= SOLD OUT

  • May 2019

  • 28

    Objectivity in the Fake News Era *NEW LOCATION* Date: Tuesday, May 28, 2019 Time: 5:30 pm-7:00 pm Location: Manchester Community Library Fee: $15 in advance; $20 at the door

    Can you spot fake news? Is journalism increasingly challenged in this so-called post-truth era? This talk will provide ways for listeners to ensure that the news they get is accurate, and for news organizations to safeguard their reporting as fair and correct. It will also explore the role of journalists in being better ethical stewards of the news.

  • June 2019

  • 04

    How to Deal with North Korea’s Nuclear and Missile Challenges Date: Tuesday, June 4, 2019 Time: 5:30 pm-7:00 pm Location: Manchester Community Library Fee: $15 in advance; $20 at the door

    Arguably, the North Korean nuclear/missile problem is presently one of the most challenging U.S. foreign policy issues, because the nation can directly threaten the U.S. mainland unless the issue is resolved in a peaceful manner. Given this importance, this lecture first addresses North Korea’s motives for nuclear and missile development, then explores how the international community has handled the pressing issue. Based upon this historical analysis, the speaker gives his own ideas of resolving the long-standing, difficult issue.

  • 13

    Children of Immigrants and the Future of the U.S. Date: Thursday, June 13, 2019 Time: 2:00 pm-3:30 pm Location: Burr and Burton Academy, Hunter Seminar Room Fee: $15 in advance; $20 at the door

    This presentation will use the U.S. Census Data to trace patterns of social and economic integration among the U.S. born children of immigrants in the 21st century and find out whether they are succeeding and/or assimilating the way children of 20th century immigrants did. This is a crucial question since they must help fill the shoes of retiring Baby Boomers. The success and assimilation of this “new second generation” will significantly influence the character and prosperity of our society going forward. In this way, we will spend the evening glimpsing our country’s future.

  • July 2019

  • 23

    The Weekly Roundtable (Tues. Mornings) Date: Tuesday, July 23, 2019 Time: 9:30 am-11:00 am Location: Equinox Village Fee: $75

    This weekly discussion group will consider the broader issues that underlie current events. A moderator proposes topics, may suggest relevant readings, and guides the discussion. Come hear what others are thinking and voice your own opinion. Limited to 15 participants. Moderated by Steven Sinding.

  • 30

    The GMALL Debate 2019 Date: Tuesday, July 30, 2019 Time: 5:30 pm-7:00 pm Location: Long Trail School Fee: $15 in advance; $20 at the door

    The GMALL Debate 2019: “The motion before this meeting is that THE PRESENT CONSTITUTION IS OBSOLETE AND SHOULD BE REPLACED.”

  • August 2019

  • 06

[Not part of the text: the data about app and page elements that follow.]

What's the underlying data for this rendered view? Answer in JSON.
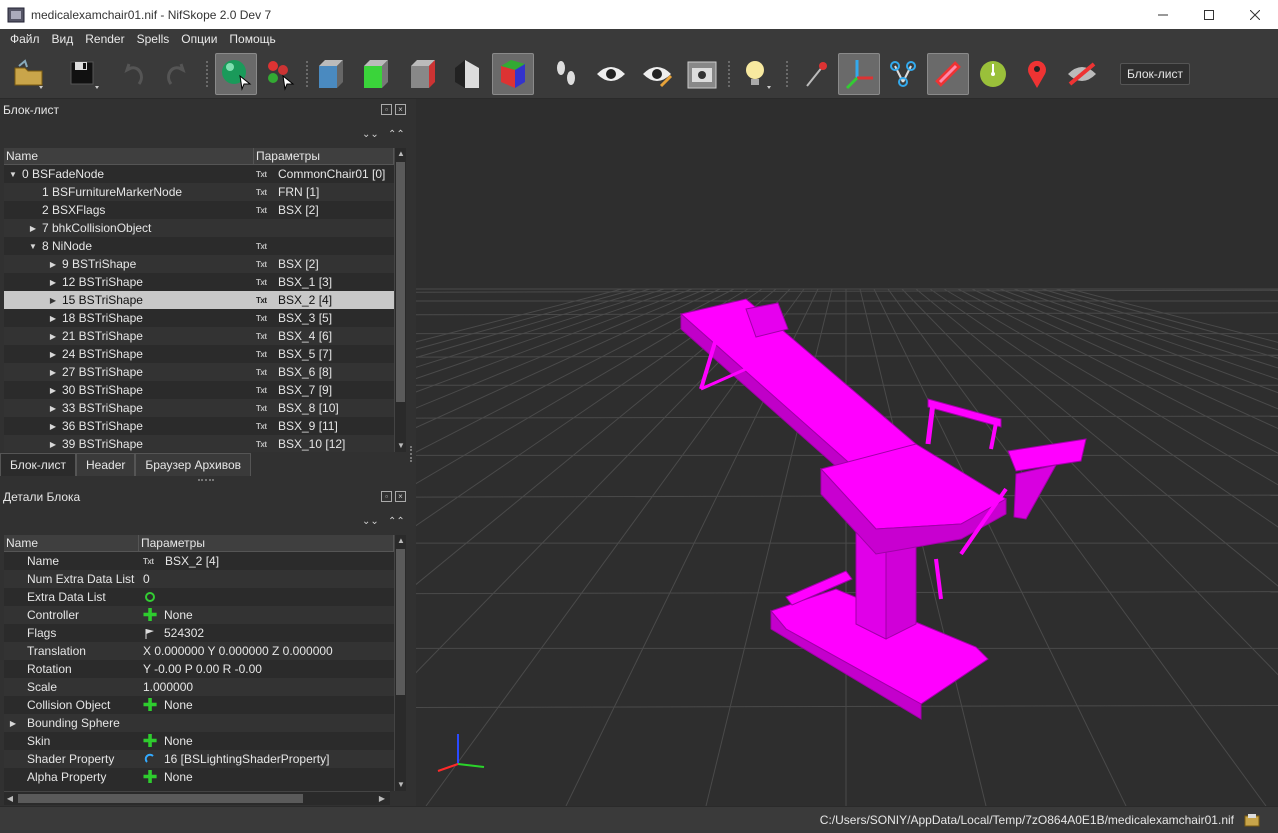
{
  "window": {
    "title": "medicalexamchair01.nif - NifSkope 2.0 Dev 7"
  },
  "menu": [
    "Файл",
    "Вид",
    "Render",
    "Spells",
    "Опции",
    "Помощь"
  ],
  "toolbar": {
    "blocklist_button": "Блок-лист"
  },
  "block_list": {
    "title": "Блок-лист",
    "col_name": "Name",
    "col_params": "Параметры",
    "rows": [
      {
        "arrow": "▼",
        "indent": 0,
        "name": "0 BSFadeNode",
        "txt": true,
        "param": "CommonChair01 [0]"
      },
      {
        "arrow": "",
        "indent": 1,
        "name": "1 BSFurnitureMarkerNode",
        "txt": true,
        "param": "FRN [1]"
      },
      {
        "arrow": "",
        "indent": 1,
        "name": "2 BSXFlags",
        "txt": true,
        "param": "BSX [2]"
      },
      {
        "arrow": "▶",
        "indent": 1,
        "name": "7 bhkCollisionObject",
        "txt": false,
        "param": ""
      },
      {
        "arrow": "▼",
        "indent": 1,
        "name": "8 NiNode",
        "txt": true,
        "param": ""
      },
      {
        "arrow": "▶",
        "indent": 2,
        "name": "9 BSTriShape",
        "txt": true,
        "param": "BSX [2]"
      },
      {
        "arrow": "▶",
        "indent": 2,
        "name": "12 BSTriShape",
        "txt": true,
        "param": "BSX_1 [3]"
      },
      {
        "arrow": "▶",
        "indent": 2,
        "name": "15 BSTriShape",
        "txt": true,
        "param": "BSX_2 [4]",
        "selected": true
      },
      {
        "arrow": "▶",
        "indent": 2,
        "name": "18 BSTriShape",
        "txt": true,
        "param": "BSX_3 [5]"
      },
      {
        "arrow": "▶",
        "indent": 2,
        "name": "21 BSTriShape",
        "txt": true,
        "param": "BSX_4 [6]"
      },
      {
        "arrow": "▶",
        "indent": 2,
        "name": "24 BSTriShape",
        "txt": true,
        "param": "BSX_5 [7]"
      },
      {
        "arrow": "▶",
        "indent": 2,
        "name": "27 BSTriShape",
        "txt": true,
        "param": "BSX_6 [8]"
      },
      {
        "arrow": "▶",
        "indent": 2,
        "name": "30 BSTriShape",
        "txt": true,
        "param": "BSX_7 [9]"
      },
      {
        "arrow": "▶",
        "indent": 2,
        "name": "33 BSTriShape",
        "txt": true,
        "param": "BSX_8 [10]"
      },
      {
        "arrow": "▶",
        "indent": 2,
        "name": "36 BSTriShape",
        "txt": true,
        "param": "BSX_9 [11]"
      },
      {
        "arrow": "▶",
        "indent": 2,
        "name": "39 BSTriShape",
        "txt": true,
        "param": "BSX_10 [12]"
      }
    ],
    "txt_label": "Txt"
  },
  "tabs": [
    "Блок-лист",
    "Header",
    "Браузер Архивов"
  ],
  "block_details": {
    "title": "Детали Блока",
    "col_name": "Name",
    "col_params": "Параметры",
    "rows": [
      {
        "arrow": "",
        "name": "Name",
        "icon": "txt",
        "value": "BSX_2 [4]"
      },
      {
        "arrow": "",
        "name": "Num Extra Data List",
        "icon": "",
        "value": "0"
      },
      {
        "arrow": "",
        "name": "Extra Data List",
        "icon": "refresh",
        "value": ""
      },
      {
        "arrow": "",
        "name": "Controller",
        "icon": "plus",
        "value": "None"
      },
      {
        "arrow": "",
        "name": "Flags",
        "icon": "flag",
        "value": "524302"
      },
      {
        "arrow": "",
        "name": "Translation",
        "icon": "",
        "value": "X 0.000000 Y 0.000000 Z 0.000000"
      },
      {
        "arrow": "",
        "name": "Rotation",
        "icon": "",
        "value": "Y -0.00 P 0.00 R -0.00"
      },
      {
        "arrow": "",
        "name": "Scale",
        "icon": "",
        "value": "1.000000"
      },
      {
        "arrow": "",
        "name": "Collision Object",
        "icon": "plus",
        "value": "None"
      },
      {
        "arrow": "▶",
        "name": "Bounding Sphere",
        "icon": "",
        "value": ""
      },
      {
        "arrow": "",
        "name": "Skin",
        "icon": "plus",
        "value": "None"
      },
      {
        "arrow": "",
        "name": "Shader Property",
        "icon": "link",
        "value": "16 [BSLightingShaderProperty]"
      },
      {
        "arrow": "",
        "name": "Alpha Property",
        "icon": "plus",
        "value": "None"
      }
    ]
  },
  "status": {
    "path": "C:/Users/SONIY/AppData/Local/Temp/7zO864A0E1B/medicalexamchair01.nif"
  },
  "colors": {
    "mesh": "#ff00ff",
    "background": "#2e2e2e",
    "grid": "#4a4a4a",
    "selection": "#c8c8c8"
  }
}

    The Double-Edged American Dream Date: Tuesday, August 6, 2019 Time: 5:30 pm-7:00 pm Location: Burr and Burton Academy, Hunter Seminar Room Fee: $15 in advance; $20 at the door

    The American Dream is a long-running and inspiring national-greatness myth. It posits boundless resources, freedoms and successes. Until recently the myth largely kept its overall promise, though not always and not for all. But in the 1970s, a lost war in Vietnam and an overwhelmed domestic economy launched persistent wage stagnation for many Americans. Still, despite widespread dissatisfactions, the sky’s-the-limit Dream remains a national ethos, often luring us into costly lost wars abroad and infrastructure neglect at home. Many who feel left behind blame others rather than reexamining the Dream’s (and America’s) inherent limitations.

  • 27

    Understanding the Venezuelan Crisis Date: Tuesday, August 27, 2019 Time: 5:30 pm-7:00 pm Location: Manchester Community Library Fee: $15 in advance; $20 at the door

    Venezuela’s political and economic conditions have deteriorated significantly over the last few years. The crisis has caused very difficult humanitarian conditions and has driven millions across borders to adjacent countries, amplifying the consequences for domestic domain. What is the context of the crisis? How did matters get so bad? What are the implications for the hemisphere? And what solutions can be applied? These are some of the questions that will be addressed.